But what has changed are the ramifications of those challenges, which were cast in stark relief as school districts scrambled to secure, distribute and support technology to faculty and students with limited resources, time or notice. The good news is many IT leaders and teams met the moment and pushed through to do their best to meet the needs of their community. But one thing IT leaders, such as Adam Phyall, director of technology and media services at Newton County School System in Georgia, are encouraging everyone to focus on is the future and the opportunities with technology, not on recreating what school was like pre-pandemic.
“Everybody just really has to try not to make things like they were,” says Phyall in our roundtable on remote learning, “Helping Hands” on Page 26. “When collaborating, that hinders some of our decision management. We’ll miss great opportunities to really make changes and reach all students if we’re trying to put it back in the box of how things used to be.”
While access and connectivity are the name of the game when it comes to remote learning, keeping up with security is equally important. Eastern Carver County Schools in Minnesota bolstered its remote learners and workers by implementing security management software to ensure all of its devices were up to date with regard to software patches and security fixes.
“Schools are extremely soft targets with many avenues of attack,” says ECCC Information Systems Administrator Craig Larsen in our story, “Shields Up” on Page 18. “You have to take these kinds of measures and have the right tools in place to stay on top of security.”
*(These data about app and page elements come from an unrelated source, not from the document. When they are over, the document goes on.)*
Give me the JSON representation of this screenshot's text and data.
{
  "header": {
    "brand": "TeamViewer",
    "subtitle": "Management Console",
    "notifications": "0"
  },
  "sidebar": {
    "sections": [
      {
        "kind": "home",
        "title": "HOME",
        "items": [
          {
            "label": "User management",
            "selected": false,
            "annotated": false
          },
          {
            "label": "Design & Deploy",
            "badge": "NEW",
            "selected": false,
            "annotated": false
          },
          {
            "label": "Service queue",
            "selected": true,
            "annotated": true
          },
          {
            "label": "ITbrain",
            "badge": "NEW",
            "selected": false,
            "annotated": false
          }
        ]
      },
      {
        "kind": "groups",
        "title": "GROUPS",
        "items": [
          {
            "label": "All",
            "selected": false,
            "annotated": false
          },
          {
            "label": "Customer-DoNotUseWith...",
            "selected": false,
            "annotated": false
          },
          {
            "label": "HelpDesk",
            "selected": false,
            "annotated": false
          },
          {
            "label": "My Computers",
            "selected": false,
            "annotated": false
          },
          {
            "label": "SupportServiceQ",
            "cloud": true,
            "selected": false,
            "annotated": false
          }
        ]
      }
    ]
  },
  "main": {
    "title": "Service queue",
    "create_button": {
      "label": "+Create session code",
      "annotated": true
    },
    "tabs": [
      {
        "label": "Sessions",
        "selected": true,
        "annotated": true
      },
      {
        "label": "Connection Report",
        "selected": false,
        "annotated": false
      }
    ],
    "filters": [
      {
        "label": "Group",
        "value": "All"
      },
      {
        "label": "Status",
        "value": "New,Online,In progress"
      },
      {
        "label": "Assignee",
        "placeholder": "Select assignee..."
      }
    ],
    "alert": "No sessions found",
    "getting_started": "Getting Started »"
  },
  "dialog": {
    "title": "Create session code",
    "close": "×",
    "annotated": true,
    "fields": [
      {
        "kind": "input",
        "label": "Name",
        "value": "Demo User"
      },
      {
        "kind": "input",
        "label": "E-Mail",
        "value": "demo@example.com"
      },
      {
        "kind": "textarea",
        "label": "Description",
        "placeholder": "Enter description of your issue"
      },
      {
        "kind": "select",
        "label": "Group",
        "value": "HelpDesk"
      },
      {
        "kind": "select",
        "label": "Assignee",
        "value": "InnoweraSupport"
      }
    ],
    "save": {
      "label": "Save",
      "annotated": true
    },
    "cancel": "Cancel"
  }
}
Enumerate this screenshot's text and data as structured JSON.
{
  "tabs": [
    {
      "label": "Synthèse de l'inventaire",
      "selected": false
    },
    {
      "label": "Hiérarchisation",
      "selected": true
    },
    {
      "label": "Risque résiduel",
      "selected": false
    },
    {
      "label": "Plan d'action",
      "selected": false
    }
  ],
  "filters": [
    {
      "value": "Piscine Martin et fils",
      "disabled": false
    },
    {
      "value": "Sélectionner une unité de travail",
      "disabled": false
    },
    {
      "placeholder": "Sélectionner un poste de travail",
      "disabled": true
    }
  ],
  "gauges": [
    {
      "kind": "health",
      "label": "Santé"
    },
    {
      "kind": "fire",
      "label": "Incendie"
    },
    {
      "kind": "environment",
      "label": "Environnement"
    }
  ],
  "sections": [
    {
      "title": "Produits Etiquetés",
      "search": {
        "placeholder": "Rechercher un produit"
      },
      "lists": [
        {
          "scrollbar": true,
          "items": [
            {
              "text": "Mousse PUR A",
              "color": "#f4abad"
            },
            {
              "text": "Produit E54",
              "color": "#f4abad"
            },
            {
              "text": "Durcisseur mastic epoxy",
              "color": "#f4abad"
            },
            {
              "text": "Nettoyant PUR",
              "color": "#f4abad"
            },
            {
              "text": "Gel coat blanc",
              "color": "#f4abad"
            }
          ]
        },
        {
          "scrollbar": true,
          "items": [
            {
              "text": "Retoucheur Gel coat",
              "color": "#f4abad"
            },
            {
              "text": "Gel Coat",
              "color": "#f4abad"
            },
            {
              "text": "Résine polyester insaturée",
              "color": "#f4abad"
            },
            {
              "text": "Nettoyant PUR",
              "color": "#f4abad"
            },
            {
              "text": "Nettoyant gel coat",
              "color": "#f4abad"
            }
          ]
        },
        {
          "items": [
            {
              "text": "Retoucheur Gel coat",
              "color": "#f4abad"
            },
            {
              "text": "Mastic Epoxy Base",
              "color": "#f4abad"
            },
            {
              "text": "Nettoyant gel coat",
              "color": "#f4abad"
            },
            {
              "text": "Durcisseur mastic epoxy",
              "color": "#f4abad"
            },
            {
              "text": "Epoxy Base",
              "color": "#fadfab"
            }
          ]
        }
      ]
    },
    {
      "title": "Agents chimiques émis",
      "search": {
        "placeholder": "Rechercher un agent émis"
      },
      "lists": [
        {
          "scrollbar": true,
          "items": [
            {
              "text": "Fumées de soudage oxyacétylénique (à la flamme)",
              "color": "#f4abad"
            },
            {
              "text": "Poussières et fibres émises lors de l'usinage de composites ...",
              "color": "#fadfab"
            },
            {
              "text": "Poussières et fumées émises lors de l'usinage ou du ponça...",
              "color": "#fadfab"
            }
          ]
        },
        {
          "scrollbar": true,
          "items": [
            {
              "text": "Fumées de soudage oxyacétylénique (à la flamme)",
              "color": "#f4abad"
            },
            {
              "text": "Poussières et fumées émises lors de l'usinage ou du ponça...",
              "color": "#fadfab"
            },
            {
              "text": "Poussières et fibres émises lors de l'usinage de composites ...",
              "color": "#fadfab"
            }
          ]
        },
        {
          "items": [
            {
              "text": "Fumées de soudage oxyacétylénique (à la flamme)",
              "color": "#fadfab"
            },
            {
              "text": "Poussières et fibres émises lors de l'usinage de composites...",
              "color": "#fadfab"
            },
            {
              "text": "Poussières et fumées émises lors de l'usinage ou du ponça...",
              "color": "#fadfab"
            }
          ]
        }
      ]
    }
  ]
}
As school districts across the country continue to navigate the challenges in the months ahead, students, teachers, parents and administrators know now more than ever, that when it comes to enabling the education of the next generation, anything is possible with help from IT.